The problem: Each line below needs to be repeated precisely as it is.
───── Records to use
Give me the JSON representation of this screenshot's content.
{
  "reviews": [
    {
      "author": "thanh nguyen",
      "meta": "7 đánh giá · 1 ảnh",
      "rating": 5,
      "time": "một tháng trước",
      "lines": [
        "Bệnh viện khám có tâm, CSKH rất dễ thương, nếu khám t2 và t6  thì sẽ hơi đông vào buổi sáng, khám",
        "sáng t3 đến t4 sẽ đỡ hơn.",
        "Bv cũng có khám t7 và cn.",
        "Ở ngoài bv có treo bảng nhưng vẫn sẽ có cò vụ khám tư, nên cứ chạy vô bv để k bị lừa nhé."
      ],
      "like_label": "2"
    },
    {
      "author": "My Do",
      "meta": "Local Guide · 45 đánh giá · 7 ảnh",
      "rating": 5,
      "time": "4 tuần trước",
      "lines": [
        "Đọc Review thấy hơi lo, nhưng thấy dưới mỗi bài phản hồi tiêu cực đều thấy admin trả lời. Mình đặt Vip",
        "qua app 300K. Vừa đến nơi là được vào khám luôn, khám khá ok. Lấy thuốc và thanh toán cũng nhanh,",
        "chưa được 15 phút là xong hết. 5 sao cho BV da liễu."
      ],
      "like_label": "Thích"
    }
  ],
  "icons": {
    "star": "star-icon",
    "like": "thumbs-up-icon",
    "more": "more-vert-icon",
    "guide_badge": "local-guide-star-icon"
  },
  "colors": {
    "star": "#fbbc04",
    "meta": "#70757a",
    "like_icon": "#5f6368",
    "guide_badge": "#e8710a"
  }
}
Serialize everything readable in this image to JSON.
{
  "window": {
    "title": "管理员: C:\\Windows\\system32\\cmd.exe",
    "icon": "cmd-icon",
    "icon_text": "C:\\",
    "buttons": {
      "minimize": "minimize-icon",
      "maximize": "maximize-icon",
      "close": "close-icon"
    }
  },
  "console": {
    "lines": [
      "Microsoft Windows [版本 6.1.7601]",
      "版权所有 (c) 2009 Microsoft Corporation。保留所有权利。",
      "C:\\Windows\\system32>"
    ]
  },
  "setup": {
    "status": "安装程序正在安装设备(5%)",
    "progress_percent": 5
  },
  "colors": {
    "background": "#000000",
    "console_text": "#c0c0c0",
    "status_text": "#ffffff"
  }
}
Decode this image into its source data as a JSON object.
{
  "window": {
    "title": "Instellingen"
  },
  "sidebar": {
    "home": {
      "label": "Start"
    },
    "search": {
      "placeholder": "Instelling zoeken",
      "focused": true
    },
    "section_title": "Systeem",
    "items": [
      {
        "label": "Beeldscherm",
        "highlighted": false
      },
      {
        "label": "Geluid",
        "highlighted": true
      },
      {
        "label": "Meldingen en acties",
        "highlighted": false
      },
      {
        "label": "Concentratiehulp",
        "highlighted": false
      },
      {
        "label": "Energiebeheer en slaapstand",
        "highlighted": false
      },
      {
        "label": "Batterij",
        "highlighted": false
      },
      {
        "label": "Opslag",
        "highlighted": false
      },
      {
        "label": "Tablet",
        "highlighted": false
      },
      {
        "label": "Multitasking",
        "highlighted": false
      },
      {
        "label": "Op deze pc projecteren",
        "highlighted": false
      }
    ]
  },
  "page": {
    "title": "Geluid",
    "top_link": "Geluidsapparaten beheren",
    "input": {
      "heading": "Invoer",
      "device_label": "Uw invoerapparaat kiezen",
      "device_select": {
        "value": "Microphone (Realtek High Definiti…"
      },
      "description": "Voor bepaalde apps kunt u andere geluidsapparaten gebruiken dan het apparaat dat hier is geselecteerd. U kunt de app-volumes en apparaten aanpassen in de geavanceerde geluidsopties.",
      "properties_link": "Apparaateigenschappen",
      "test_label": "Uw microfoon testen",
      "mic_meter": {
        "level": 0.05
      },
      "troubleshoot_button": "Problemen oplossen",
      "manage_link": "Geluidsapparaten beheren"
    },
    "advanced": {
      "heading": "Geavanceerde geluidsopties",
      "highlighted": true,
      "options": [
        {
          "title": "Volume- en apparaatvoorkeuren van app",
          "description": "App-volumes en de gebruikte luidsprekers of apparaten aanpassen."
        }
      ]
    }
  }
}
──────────
Output for this task:
Give me the JSON representation of this screenshot's content.
{
  "reviews": [
    {
      "author": "thanh nguyen",
      "meta": "7 đánh giá · 1 ảnh",
      "rating": 5,
      "time": "một tháng trước",
      "lines": [
        "Bệnh viện khám có tâm, CSKH rất dễ thương, nếu khám t2 và t6  thì sẽ hơi đông vào buổi sáng, khám",
        "sáng t3 đến t4 sẽ đỡ hơn.",
        "Bv cũng có khám t7 và cn.",
        "Ở ngoài bv có treo bảng nhưng vẫn sẽ có cò vụ khám tư, nên cứ chạy vô bv để k bị lừa nhé."
      ],
      "like_label": "2"
    },
    {
      "author": "My Do",
      "meta": "Local Guide · 45 đánh giá · 7 ảnh",
      "rating": 5,
      "time": "4 tuần trước",
      "lines": [
        "Đọc Review thấy hơi lo, nhưng thấy dưới mỗi bài phản hồi tiêu cực đều thấy admin trả lời. Mình đặt Vip",
        "qua app 300K. Vừa đến nơi là được vào khám luôn, khám khá ok. Lấy thuốc và thanh toán cũng nhanh,",
        "chưa được 15 phút là xong hết. 5 sao cho BV da liễu."
      ],
      "like_label": "Thích"
    }
  ],
  "icons": {
    "star": "star-icon",
    "like": "thumbs-up-icon",
    "more": "more-vert-icon",
    "guide_badge": "local-guide-star-icon"
  },
  "colors": {
    "star": "#fbbc04",
    "meta": "#70757a",
    "like_icon": "#5f6368",
    "guide_badge": "#e8710a"
  }
}
Serialize everything readable in this image to JSON.
{
  "window": {
    "title": "管理员: C:\\Windows\\system32\\cmd.exe",
    "icon": "cmd-icon",
    "icon_text": "C:\\",
    "buttons": {
      "minimize": "minimize-icon",
      "maximize": "maximize-icon",
      "close": "close-icon"
    }
  },
  "console": {
    "lines": [
      "Microsoft Windows [版本 6.1.7601]",
      "版权所有 (c) 2009 Microsoft Corporation。保留所有权利。",
      "C:\\Windows\\system32>"
    ]
  },
  "setup": {
    "status": "安装程序正在安装设备(5%)",
    "progress_percent": 5
  },
  "colors": {
    "background": "#000000",
    "console_text": "#c0c0c0",
    "status_text": "#ffffff"
  }
}
Decode this image into its source data as a JSON object.
{
  "window": {
    "title": "Instellingen"
  },
  "sidebar": {
    "home": {
      "label": "Start"
    },
    "search": {
      "placeholder": "Instelling zoeken",
      "focused": true
    },
    "section_title": "Systeem",
    "items": [
      {
        "label": "Beeldscherm",
        "highlighted": false
      },
      {
        "label": "Geluid",
        "highlighted": true
      },
      {
        "label": "Meldingen en acties",
        "highlighted": false
      },
      {
        "label": "Concentratiehulp",
        "highlighted": false
      },
      {
        "label": "Energiebeheer en slaapstand",
        "highlighted": false
      },
      {
        "label": "Batterij",
        "highlighted": false
      },
      {
        "label": "Opslag",
        "highlighted": false
      },
      {
        "label": "Tablet",
        "highlighted": false
      },
      {
        "label": "Multitasking",
        "highlighted": false
      },
      {
        "label": "Op deze pc projecteren",
        "highlighted": false
      }
    ]
  },
  "page": {
    "title": "Geluid",
    "top_link": "Geluidsapparaten beheren",
    "input": {
      "heading": "Invoer",
      "device_label": "Uw invoerapparaat kiezen",
      "device_select": {
        "value": "Microphone (Realtek High Definiti…"
      },
      "description": "Voor bepaalde apps kunt u andere geluidsapparaten gebruiken dan het apparaat dat hier is geselecteerd. U kunt de app-volumes en apparaten aanpassen in de geavanceerde geluidsopties.",
      "properties_link": "Apparaateigenschappen",
      "test_label": "Uw microfoon testen",
      "mic_meter": {
        "level": 0.05
      },
      "troubleshoot_button": "Problemen oplossen",
      "manage_link": "Geluidsapparaten beheren"
    },
    "advanced": {
      "heading": "Geavanceerde geluidsopties",
      "highlighted": true,
      "options": [
        {
          "title": "Volume- en apparaatvoorkeuren van app",
          "description": "App-volumes en de gebruikte luidsprekers of apparaten aanpassen."
        }
      ]
    }
  }
}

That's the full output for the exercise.